The security crisis caused by the extremist group known as the Islamic State has not just had an impact on security in Iraq, it's also having a major impact on the country's finances. Yet nobody really seems to know exactly how much it is all costing.
“The cost of the war is around US$300 billion,” Iraqi politician, Baleigh Abu Kallal, an MP for the Islamic Supreme Council of Iraq, told NIQASH. “That includes direct costs for weapons and arms as well as other costs and the impact on the economy in general. The impacts of the crisis have reached around US$200 billion and the government has spent around another US$100 billion on weapons and funding the fighting since June last year,” he explains.
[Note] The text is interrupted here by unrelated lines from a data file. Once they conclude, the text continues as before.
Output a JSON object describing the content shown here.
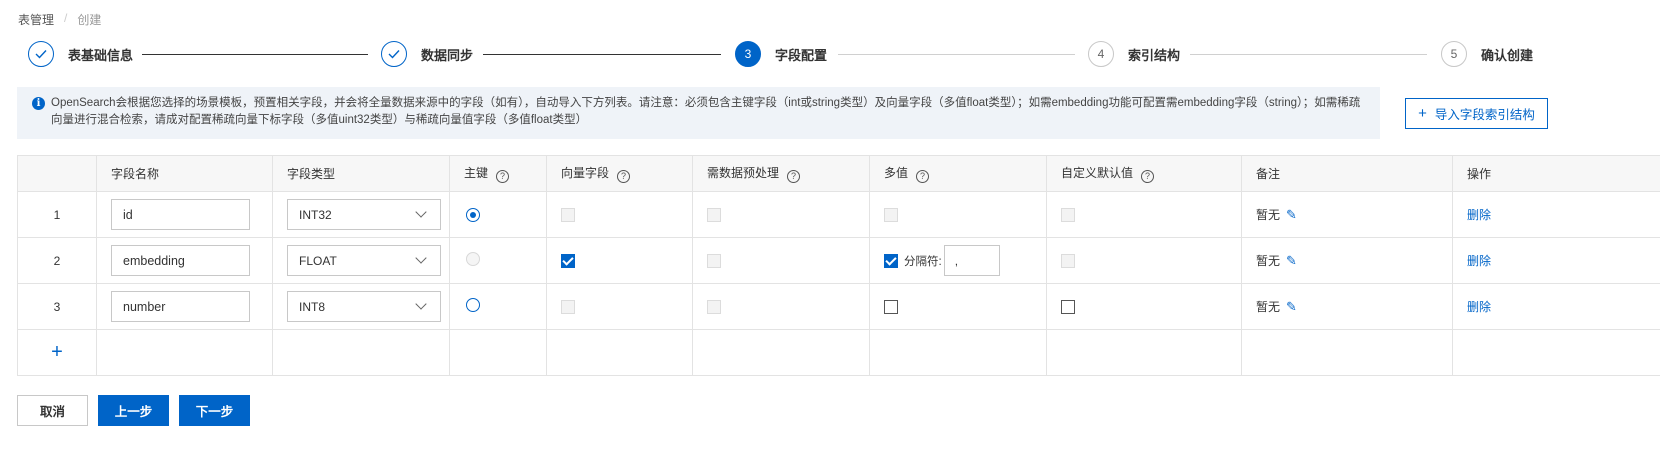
{
  "breadcrumb": {
    "root": "表管理",
    "separator": "/",
    "current": "创建"
  },
  "steps": [
    {
      "num": "1",
      "label": "表基础信息",
      "status": "done"
    },
    {
      "num": "2",
      "label": "数据同步",
      "status": "done"
    },
    {
      "num": "3",
      "label": "字段配置",
      "status": "active"
    },
    {
      "num": "4",
      "label": "索引结构",
      "status": "todo"
    },
    {
      "num": "5",
      "label": "确认创建",
      "status": "todo"
    }
  ],
  "notice": {
    "text": "OpenSearch会根据您选择的场景模板，预置相关字段，并会将全量数据来源中的字段（如有），自动导入下方列表。请注意：必须包含主键字段（int或string类型）及向量字段（多值float类型）；如需embedding功能可配置需embedding字段（string）；如需稀疏向量进行混合检索，请成对配置稀疏向量下标字段（多值uint32类型）与稀疏向量值字段（多值float类型）"
  },
  "import_button": {
    "label": "导入字段索引结构"
  },
  "table": {
    "headers": {
      "name": "字段名称",
      "type": "字段类型",
      "pk": "主键",
      "vector": "向量字段",
      "preprocess": "需数据预处理",
      "multi": "多值",
      "default": "自定义默认值",
      "remark": "备注",
      "action": "操作"
    },
    "rows": [
      {
        "index": "1",
        "name": "id",
        "type": "INT32",
        "remark": "暂无",
        "action": "删除"
      },
      {
        "index": "2",
        "name": "embedding",
        "type": "FLOAT",
        "separator_label": "分隔符:",
        "separator_value": ",",
        "remark": "暂无",
        "action": "删除"
      },
      {
        "index": "3",
        "name": "number",
        "type": "INT8",
        "remark": "暂无",
        "action": "删除"
      }
    ],
    "help_glyph": "?",
    "add_glyph": "+"
  },
  "footer": {
    "cancel": "取消",
    "prev": "上一步",
    "next": "下一步"
  },
  "colors": {
    "primary": "#0064c8",
    "notice_bg": "#eff3f8"
  }
}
Local economist Bassem Jamil Antoine believes that talk that the crisis may have cost US$300 billion so far is not an exaggeration. He agrees that US$1 billion has been spent on weapons – this is a figure that most experts agree on when trying to calculate the cost of the crisis - but that indirect costs of things like taking care of internally displaced Iraqis, the damage done to infrastructure and the economy, and other impacts would add up to more than that again.
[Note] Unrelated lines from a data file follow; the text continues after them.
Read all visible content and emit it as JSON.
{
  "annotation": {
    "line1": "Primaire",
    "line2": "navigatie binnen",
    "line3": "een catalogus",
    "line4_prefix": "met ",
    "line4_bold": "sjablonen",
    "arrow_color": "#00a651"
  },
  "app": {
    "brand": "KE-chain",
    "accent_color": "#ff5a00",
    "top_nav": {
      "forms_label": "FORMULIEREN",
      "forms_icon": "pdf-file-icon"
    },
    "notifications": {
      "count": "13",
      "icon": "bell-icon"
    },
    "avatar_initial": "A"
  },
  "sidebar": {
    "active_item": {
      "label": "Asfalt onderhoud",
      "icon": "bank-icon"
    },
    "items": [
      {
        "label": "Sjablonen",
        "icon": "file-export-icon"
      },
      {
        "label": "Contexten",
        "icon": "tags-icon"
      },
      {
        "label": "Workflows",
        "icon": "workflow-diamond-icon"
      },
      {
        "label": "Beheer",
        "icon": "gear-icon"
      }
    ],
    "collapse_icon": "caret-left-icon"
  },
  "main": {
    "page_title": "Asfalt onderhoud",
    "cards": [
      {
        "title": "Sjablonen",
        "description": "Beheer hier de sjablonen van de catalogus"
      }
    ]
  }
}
The costs of paying soldiers to fight against the Islamic State, or IS, group have also mounted. A source at the Iraqi Central Bank, speaking on condition of anonymity, told NIQASH that after June 2014, around a million extra salaries were added to the salaries already paid to official Iraqi security forces. These are being paid to the volunteers who make up Iraq's unofficial fighting force, the mostly Shiite Muslim militias, who have caused some concern over the past few months. The salaries are also being paid to Sunni Muslim tribal fighters who are opposed to the IS group.
One of the costs Iraq is incurring thanks to the security crisis revolves around decreasing outputs from the country’s oil fields in places like Kirkuk, Salahaddin and Ninawa, where the IS group has either been fighting or is in control. Iraqi oil fields have also been damaged in the fighting as has other valuable infrastructure.
Saad al-Matlabi, a member of the security committee in Baghdad's provincial council agrees that Iraq's oil situation is worrying. “The whole Iraqi economy is dependent on one product: oil,” he says. And it's not just the IS group causing oil problems. “With the decline in oil prices, the Iraqi economy will continue to suffer. Any attempts to diversify and to increase agricultural or industrial production won’t work because of continuous electricity and fuel shortages.”
Anyway, al-Matlabi concludes, it's almost impossible to try and work out how much this security crisis is costing because the fighting isn’t over yet.
“This war is using up Iraq's financial and human resources,” states local economist, Mohammed al-Ani. “If this goes on much longer, it may lead to the disintegration of the Iraqi state. The costs of the war against the IS group are too high. In particular the costs of the weapons needed to fight the IS group, and the weapons the IS group has managed to take from the Iraqi forces, are a focus for the Iraqi treasury.”
Whatever the eventual final sum, local economists and analysts believe that it will be very high. And because of this, they also believe that Iraq will need international assistance to recover.
“Because of the drop in oil prices and the concurrent decline in Iraq's budget, we are going to need an international project – similar to the Marshall Plan after WWII,” Antoine argues. “To help with reconstruction, to re-build after the damage caused by the IS group and to help the country. We will not be able to handle these huge losses.”